In recent years worldwide reports of changing kelp beds have been published (Japan: Kirihara et al., 2006[1], Norway: Moy et al., 2003[2], France: Cosson, 1999[3], Australia: Australian Marine Conservation Society www.amcs.org.au/). In Europe, including Helgoland (Gehling & Bartsch, submitted[4]), there is evidence of a biomass decrease and/or change in depth distribution of some species. As the marine protected area off Helgoland is the only rocky area within the southern North Sea, this habitat is extremely important. Spatial information on the extent of the prevailing kelp beds is urgently needed as a baseline from which to judge future changes. This led to the current case study.
  1. Kirihara, S., Nakamura, T., Kon, N., Fujita, D. & Notoya, M. (2006). Recent fluctuations in distribution and biomass of cold and warm temperate species of Laminarialean algae at Cape Ohma, northern Honshu, Japan. J Applied Phycol., 18, 521-527.

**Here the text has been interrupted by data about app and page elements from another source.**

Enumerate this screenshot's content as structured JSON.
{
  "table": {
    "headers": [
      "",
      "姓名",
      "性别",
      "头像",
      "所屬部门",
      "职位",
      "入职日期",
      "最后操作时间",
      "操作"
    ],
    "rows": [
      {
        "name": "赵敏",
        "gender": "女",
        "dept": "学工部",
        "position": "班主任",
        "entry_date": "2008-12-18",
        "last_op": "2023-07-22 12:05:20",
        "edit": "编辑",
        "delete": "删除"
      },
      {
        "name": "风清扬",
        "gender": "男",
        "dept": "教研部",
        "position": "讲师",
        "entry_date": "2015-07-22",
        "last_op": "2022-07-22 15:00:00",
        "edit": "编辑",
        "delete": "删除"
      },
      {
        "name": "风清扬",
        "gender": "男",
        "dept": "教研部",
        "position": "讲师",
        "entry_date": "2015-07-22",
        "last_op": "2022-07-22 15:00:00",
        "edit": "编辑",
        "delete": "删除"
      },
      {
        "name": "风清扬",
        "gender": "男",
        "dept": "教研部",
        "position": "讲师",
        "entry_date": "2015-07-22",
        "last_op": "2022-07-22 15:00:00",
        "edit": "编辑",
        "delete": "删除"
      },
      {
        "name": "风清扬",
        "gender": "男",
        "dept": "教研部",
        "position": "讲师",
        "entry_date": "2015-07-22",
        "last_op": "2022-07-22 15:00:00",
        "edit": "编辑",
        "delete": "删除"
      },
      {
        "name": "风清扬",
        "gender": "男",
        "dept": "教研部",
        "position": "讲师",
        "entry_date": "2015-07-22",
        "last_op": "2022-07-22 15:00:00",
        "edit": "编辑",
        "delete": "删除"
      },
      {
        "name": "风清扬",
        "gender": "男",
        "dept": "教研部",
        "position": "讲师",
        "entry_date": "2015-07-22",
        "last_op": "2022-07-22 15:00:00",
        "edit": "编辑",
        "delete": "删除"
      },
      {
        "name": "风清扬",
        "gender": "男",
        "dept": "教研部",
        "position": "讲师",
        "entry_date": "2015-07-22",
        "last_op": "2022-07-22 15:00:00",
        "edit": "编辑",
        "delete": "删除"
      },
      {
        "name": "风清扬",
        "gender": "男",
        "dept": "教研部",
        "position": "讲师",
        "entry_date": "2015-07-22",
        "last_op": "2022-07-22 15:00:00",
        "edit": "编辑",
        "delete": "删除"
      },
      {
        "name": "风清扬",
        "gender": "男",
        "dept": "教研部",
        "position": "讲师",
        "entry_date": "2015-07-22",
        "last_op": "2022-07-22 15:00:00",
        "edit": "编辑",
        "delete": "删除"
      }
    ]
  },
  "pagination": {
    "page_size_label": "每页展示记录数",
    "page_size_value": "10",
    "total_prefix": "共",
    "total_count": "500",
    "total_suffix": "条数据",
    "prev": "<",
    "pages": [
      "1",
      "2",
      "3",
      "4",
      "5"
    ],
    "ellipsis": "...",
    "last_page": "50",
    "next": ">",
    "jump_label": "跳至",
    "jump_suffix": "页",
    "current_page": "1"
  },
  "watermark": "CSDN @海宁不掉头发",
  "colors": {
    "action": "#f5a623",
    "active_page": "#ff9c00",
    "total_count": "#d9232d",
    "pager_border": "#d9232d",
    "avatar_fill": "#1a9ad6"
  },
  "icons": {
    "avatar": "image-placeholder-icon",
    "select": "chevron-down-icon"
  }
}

  2. Moy, F., Aure, J., Dahl, E., Green, N., Johnsen, T.M., Lømsland, E.R., Magnusson, J., Omli, L., Olsgaard, F., Oug, E., Pedersen, A., Rygg, B. & Walday, M.(2003). Landtidsovervåking av miljøkvaliteten i kystområdene av Norge. Årsrapport for 2002, 1-69.
  3. Cosson, J. (1999). Sur la disparition progressive de Laminaria digitata sur les côtes du Calvados (France). Cryptogamie Algol, 20, 35-42.
  4. Gehling, C. & Bartsch, I.(submitted). Changes in depth distribution and biomass of sublittoral seaweeds at Helgoland (North Sea) between 1970 and 2005. Submitted to Climate Research.